Beyond regular weekly grooming, the occasional bath will keep the Slovensky Cuvac clean and looking his best. Grooming can be a wonderful bonding experience for you and your dog. The strong, fast-growing nails should be trimmed regularly with a nail clipper or grinder to avoid overgrowth, splitting, and cracking. Ears should be checked regularly to avoid a buildup of wax and debris, which can result in infection. Teeth should be brushed regularly.
Options for exercise could include play time in the backyard, preferably fenced, or being taken for walks several times a day. Exercise can also come in the form of indoor activities, like hide-and-seek, chasing a ball rolled along the floor, or learning new tricks. Certain outdoor activities like swimming, hiking, or retrieving balls can provide a good outlet for expending energy. Training for dog sports like agility, obedience, and rally can also be a great way to give your dog exercise.
The Slovensky Cuvac will do well with early training utilizing positive reinforcement training techniques.
The Slovensky Cuvac should do well on a high-quality dog food, whether commercially manufactured or home-prepared with your veterinarian’s supervision and approval. Any diet should be appropriate to the dog’s age (puppy, adult, or senior). Some dogs are prone to getting overweight, so watch your dog’s calorie consumption and weight level. Treats can be an important aid in training, but giving too many can cause obesity. Learn about which human foods are safe for dogs, and which are not.

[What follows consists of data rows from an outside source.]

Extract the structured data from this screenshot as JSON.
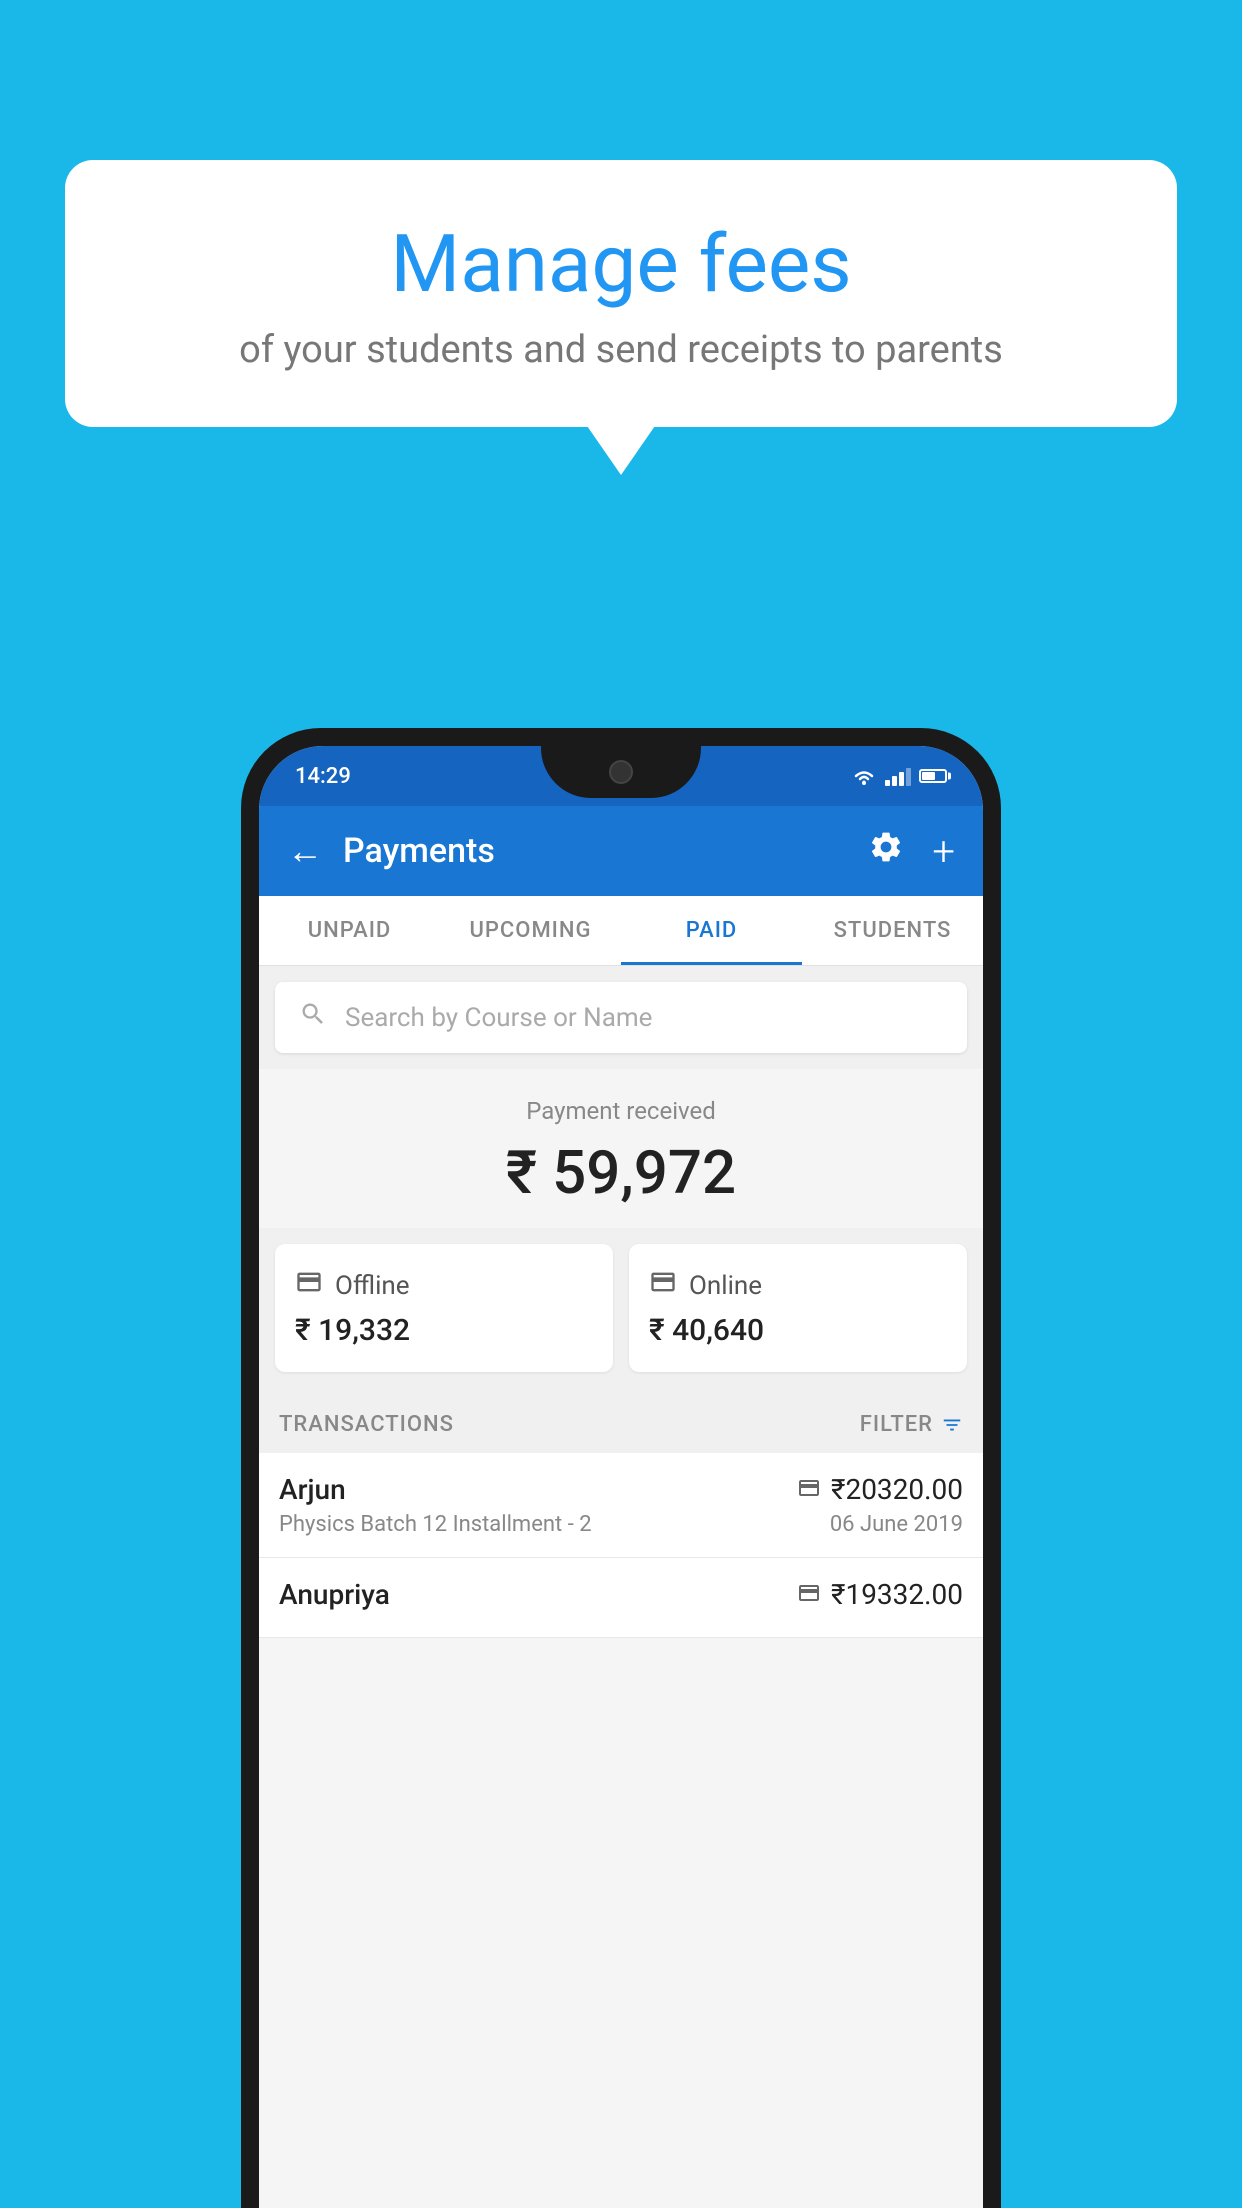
{
  "background_color": "#1ab8e8",
  "speech_bubble": {
    "title": "Manage fees",
    "subtitle": "of your students and send receipts to parents"
  },
  "status_bar": {
    "time": "14:29"
  },
  "app_bar": {
    "title": "Payments",
    "back_label": "←",
    "settings_label": "⚙",
    "add_label": "+"
  },
  "tabs": [
    {
      "id": "unpaid",
      "label": "UNPAID",
      "active": false
    },
    {
      "id": "upcoming",
      "label": "UPCOMING",
      "active": false
    },
    {
      "id": "paid",
      "label": "PAID",
      "active": true
    },
    {
      "id": "students",
      "label": "STUDENTS",
      "active": false
    }
  ],
  "search": {
    "placeholder": "Search by Course or Name"
  },
  "payment_received": {
    "label": "Payment received",
    "amount": "₹ 59,972"
  },
  "payment_cards": [
    {
      "icon": "💳",
      "label": "Offline",
      "amount": "₹ 19,332"
    },
    {
      "icon": "🏧",
      "label": "Online",
      "amount": "₹ 40,640"
    }
  ],
  "transactions_section": {
    "label": "TRANSACTIONS",
    "filter_label": "FILTER"
  },
  "transactions": [
    {
      "name": "Arjun",
      "type_icon": "🏧",
      "amount": "₹20320.00",
      "description": "Physics Batch 12 Installment - 2",
      "date": "06 June 2019"
    },
    {
      "name": "Anupriya",
      "type_icon": "💳",
      "amount": "₹19332.00",
      "description": "",
      "date": ""
    }
  ]
}
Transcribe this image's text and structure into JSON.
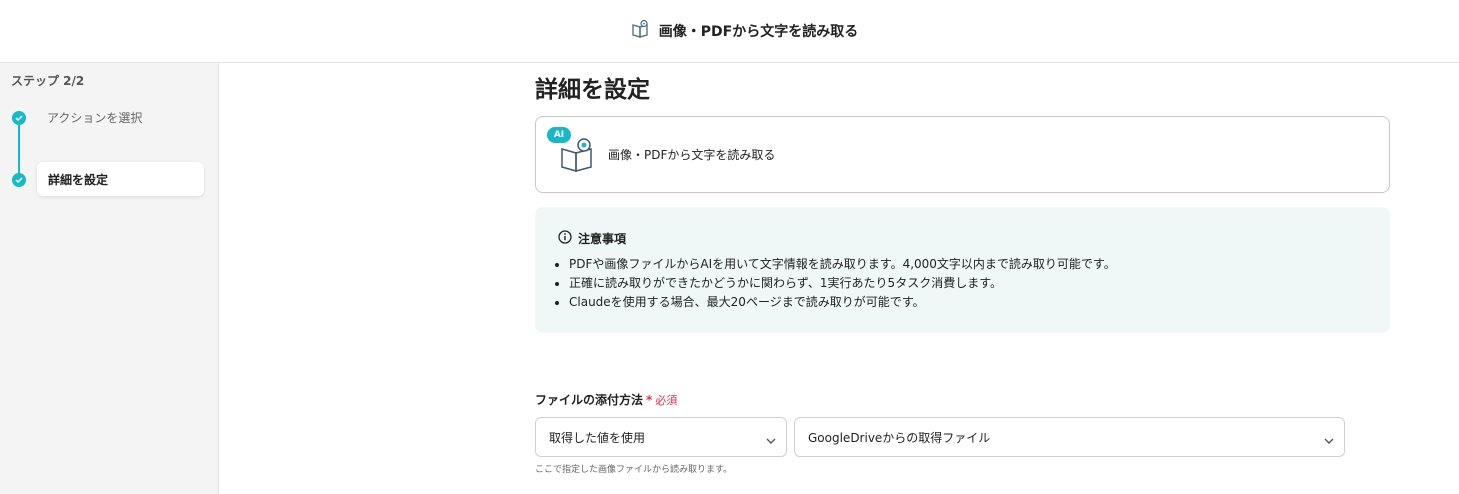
{
  "header": {
    "title": "画像・PDFから文字を読み取る",
    "icon": "book-eye-icon"
  },
  "sidebar": {
    "step_count": "ステップ 2/2",
    "steps": [
      {
        "label": "アクションを選択",
        "status": "done"
      },
      {
        "label": "詳細を設定",
        "status": "active"
      }
    ]
  },
  "main": {
    "title": "詳細を設定",
    "action_card": {
      "badge": "AI",
      "label": "画像・PDFから文字を読み取る"
    },
    "notice": {
      "title": "注意事項",
      "items": [
        "PDFや画像ファイルからAIを用いて文字情報を読み取ります。4,000文字以内まで読み取り可能です。",
        "正確に読み取りができたかどうかに関わらず、1実行あたり5タスク消費します。",
        "Claudeを使用する場合、最大20ページまで読み取りが可能です。"
      ]
    },
    "file_field": {
      "label": "ファイルの添付方法",
      "required_mark": "*",
      "required_text": "必須",
      "method_value": "取得した値を使用",
      "source_value": "GoogleDriveからの取得ファイル",
      "hint": "ここで指定した画像ファイルから読み取ります。"
    }
  },
  "colors": {
    "accent": "#17b8c9",
    "required": "#e0304e",
    "notice_bg": "#eff8f7"
  }
}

Check with your vet if you have any concerns about your dog’s weight or diet. Clean, fresh water should be available at all times.